The business community’s campaign to reduce California’s landmark privacy law to a shadow continues apace, with what privacy advocates call the biggest threat due for a committee hearing this week.
The measure is Assembly Bill 1416, which is scheduled to be heard Tuesday by the chamber’s Privacy and Consumer Protection Committee. The privacy community views the bill as a classic wolf in sheep’s clothing — it claims to address what might be a reasonable issue with the California Consumer Privacy Act (CCPA) but does so in a way that opens a loophole so large the privacy might as well not exist.
“It’s a massive land grab,” says Alastair MacTaggart, the privacy activist who proposed a ballot initiative to protect consumer rights, and settled for ensuring passage of the CCPA last year.
We reported recently on the all-out effort by business interests to undermine the CCPA. This specific case exemplifies the business community’s overreaching.

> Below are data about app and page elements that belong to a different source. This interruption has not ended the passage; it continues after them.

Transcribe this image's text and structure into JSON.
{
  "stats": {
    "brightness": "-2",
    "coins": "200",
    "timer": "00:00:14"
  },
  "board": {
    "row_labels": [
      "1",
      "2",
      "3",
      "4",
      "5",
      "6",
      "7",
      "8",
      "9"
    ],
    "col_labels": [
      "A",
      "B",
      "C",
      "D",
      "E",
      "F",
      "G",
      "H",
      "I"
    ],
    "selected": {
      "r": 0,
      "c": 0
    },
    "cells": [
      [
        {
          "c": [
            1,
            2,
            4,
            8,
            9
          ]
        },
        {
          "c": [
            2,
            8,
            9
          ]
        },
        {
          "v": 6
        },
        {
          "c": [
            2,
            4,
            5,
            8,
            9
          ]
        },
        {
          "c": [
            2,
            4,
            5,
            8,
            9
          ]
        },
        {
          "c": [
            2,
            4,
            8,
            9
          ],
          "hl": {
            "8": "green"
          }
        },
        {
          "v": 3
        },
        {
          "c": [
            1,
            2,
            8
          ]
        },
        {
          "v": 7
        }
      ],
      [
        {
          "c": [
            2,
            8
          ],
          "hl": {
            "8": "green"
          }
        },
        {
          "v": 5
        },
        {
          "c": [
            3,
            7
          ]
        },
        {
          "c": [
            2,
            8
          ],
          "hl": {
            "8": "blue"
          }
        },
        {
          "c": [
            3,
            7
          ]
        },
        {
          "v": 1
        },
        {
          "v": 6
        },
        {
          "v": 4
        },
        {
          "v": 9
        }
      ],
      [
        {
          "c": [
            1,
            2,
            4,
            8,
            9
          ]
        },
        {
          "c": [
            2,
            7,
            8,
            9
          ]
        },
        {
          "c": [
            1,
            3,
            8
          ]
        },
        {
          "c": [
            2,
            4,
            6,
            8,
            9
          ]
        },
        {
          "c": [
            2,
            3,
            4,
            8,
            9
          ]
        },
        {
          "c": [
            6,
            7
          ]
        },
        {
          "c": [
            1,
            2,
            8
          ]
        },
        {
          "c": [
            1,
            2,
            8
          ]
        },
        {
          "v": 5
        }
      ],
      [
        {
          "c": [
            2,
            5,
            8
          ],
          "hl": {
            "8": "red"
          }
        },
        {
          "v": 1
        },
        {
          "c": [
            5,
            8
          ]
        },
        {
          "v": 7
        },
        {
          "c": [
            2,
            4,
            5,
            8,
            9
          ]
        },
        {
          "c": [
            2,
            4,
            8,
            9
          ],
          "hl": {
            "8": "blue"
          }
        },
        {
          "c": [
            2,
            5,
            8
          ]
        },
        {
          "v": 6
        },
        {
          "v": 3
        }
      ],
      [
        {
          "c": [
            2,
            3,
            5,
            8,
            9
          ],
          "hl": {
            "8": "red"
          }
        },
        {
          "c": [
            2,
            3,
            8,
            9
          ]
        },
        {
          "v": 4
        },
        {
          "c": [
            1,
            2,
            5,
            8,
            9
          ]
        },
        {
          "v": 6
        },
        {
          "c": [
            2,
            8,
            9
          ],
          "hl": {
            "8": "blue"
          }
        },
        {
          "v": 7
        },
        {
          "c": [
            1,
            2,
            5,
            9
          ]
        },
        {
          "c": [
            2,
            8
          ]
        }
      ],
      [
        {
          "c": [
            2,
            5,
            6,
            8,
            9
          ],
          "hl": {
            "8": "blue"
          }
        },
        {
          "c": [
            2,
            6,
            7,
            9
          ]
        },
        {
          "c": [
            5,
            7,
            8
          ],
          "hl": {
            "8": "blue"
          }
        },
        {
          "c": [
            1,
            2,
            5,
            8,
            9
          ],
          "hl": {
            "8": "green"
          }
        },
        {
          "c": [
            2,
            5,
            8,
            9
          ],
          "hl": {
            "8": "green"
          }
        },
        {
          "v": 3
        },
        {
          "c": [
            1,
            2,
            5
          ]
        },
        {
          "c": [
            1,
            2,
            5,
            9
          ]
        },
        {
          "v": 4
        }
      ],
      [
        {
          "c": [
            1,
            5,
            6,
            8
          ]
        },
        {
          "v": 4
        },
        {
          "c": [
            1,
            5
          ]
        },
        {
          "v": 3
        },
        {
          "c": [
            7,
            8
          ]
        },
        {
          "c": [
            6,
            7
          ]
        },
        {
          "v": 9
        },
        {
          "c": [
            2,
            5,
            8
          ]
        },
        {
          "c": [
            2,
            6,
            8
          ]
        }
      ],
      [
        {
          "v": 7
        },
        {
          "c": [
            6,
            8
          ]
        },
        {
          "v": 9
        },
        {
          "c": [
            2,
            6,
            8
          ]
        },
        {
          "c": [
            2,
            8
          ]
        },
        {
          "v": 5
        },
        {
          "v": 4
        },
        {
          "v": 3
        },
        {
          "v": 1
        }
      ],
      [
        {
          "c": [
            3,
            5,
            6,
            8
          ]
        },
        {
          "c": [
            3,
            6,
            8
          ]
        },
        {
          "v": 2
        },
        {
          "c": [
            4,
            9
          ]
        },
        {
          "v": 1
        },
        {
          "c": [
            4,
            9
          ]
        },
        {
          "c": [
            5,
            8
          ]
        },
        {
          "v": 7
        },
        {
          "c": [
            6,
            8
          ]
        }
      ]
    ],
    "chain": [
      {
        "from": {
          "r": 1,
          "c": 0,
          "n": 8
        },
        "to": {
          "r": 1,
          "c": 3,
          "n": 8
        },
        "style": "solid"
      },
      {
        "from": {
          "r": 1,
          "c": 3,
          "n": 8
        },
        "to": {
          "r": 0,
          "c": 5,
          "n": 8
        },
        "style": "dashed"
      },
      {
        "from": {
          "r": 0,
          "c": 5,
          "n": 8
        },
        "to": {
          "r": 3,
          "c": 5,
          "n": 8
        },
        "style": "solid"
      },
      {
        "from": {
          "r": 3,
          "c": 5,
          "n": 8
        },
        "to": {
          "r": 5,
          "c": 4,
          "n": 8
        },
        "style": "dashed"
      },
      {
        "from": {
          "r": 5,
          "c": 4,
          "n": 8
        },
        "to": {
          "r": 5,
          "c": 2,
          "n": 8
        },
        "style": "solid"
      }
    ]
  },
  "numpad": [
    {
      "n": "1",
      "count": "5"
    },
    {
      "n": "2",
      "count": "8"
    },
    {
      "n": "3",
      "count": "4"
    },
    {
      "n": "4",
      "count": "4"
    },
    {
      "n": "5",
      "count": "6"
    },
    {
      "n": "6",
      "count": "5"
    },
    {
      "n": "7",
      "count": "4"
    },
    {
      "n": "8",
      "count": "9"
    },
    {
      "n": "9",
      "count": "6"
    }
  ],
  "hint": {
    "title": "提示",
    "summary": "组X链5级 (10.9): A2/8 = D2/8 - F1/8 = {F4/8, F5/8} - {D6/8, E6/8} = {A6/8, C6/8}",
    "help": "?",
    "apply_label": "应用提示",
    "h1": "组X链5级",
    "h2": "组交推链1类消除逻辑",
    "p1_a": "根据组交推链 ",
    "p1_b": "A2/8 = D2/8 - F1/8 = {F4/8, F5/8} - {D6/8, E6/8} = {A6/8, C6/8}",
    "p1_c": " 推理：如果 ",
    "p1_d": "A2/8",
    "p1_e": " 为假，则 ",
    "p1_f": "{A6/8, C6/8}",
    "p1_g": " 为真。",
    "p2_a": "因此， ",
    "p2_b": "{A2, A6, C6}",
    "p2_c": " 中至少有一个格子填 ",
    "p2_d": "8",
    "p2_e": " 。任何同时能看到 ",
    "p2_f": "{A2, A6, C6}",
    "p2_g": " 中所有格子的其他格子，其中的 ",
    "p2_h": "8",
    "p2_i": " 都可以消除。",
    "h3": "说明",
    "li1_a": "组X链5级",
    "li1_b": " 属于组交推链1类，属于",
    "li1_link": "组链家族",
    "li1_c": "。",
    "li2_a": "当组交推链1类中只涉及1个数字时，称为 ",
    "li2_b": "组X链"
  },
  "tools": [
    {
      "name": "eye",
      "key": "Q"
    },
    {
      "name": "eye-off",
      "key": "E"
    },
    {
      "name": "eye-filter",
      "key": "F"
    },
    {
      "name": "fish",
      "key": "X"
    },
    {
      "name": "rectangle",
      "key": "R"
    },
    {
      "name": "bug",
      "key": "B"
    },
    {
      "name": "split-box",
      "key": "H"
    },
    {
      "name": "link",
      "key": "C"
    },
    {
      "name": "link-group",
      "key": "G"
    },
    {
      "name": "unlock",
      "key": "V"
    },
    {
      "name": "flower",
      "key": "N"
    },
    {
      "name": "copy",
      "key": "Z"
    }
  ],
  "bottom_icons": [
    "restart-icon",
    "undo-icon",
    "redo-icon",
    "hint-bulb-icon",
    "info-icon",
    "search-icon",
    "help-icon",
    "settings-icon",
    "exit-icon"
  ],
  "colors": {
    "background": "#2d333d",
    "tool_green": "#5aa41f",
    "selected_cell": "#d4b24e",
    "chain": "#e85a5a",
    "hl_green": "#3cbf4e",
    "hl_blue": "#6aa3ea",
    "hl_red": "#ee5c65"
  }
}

Who’s behind 1416? Its sponsor is Assemblyman Ken Cooley (D-Rancho Cordova), but its guiding force is a coalition encompassing the California Chamber of Commerce and a coalition of big internet companies, wireless providers and banks — in other words, businesses that have a distinct interest in being able to vacuum up consumers’ private information and sell it without limits.
The problem ostensibly addressed by the bill is that the CCPA’s restrictions on businesses’ ability to collect, warehouse and sell their customers’ or users’ personal data interferes with the businesses’ ability to provide that data legitimately to government agencies.
The chamber and its partners offer a parade of horribles if the CCPA’s limits stand. Government activities that would be hampered, they say, include assessing placement options for foster children with family members, collecting overdue child support payments from absconding parents, locating abducted children promptly and verifying the rights of public pension claimants.
“AB 1416 will ensure that these important government programs can continue,” the Chamber of Commerce says.
Cooley echoes that concern. “We have all these laws that impose on government,” he told me. “We’re supposed to go after deadbeat dads, do studies of the welfare of children in the foster care system. We have this long-established body of law that lays duties on all levels of government that presumes that they will have access to information.”
There are a few problems with this viewpoint. One is that the CCPA already accommodates many of these interactions between businesses and government agencies. “There’s already language in the law for sharing [data] with law enforcement,” observes Justin Brookman of Consumer Reports.
Indeed, the CCPA specifically exempts from its restrictions businesses’ rights and duties to “comply with federal, state, or local laws,” with “a civil, criminal, or regulatory inquiry, investigation, subpoena, or summons” and cases of cooperation with law enforcement agencies concerning conduct by others that may be illegal.
But 1416 would go much, much further. It would exempt business data collections to comply not only with laws, but with “any rules or regulations.” As an Assembly committee analysis points out, that could include company rules and regulations, allowing a company to exempt itself from the CCPA. “Such an outcome is untenable,” the committee analyst wrote.
The bill also would exempt businesses from the data limitation in order to “exercise, defend, or protect against legal claims,” or to protect against fraud or hacking, or to assist “another person or government agency” to conduct any of those activities.
Nothing in that language limits the exemption to making possible data exchanges between businesses and government entities to assist with legitimate governmental programs or services.
“This provision is so unfathomably broad that a company could do anything it wants,” Brookman told me. “There’s no guardrailing at all.”
Cooley says he’s open to amending his law along the lines proposed by the committee analysis. That would mean narrowing the exemptions so they explicitly apply to providing a consumer’s personal data to a government agency solely for the agency’s legitimate needs. The business would be prohibited from selling to anyone else the data collected or held for those purposes.
But Cooley says that he wants a four-year sunset for those changes, which means that by 2024 the restrictions would again be open for debate — and for loosening under lobbying pressure by the chamber and its partners. That sounds like Cooley is willing to go only partway to fixing his bill, the need for which is questionable anyway.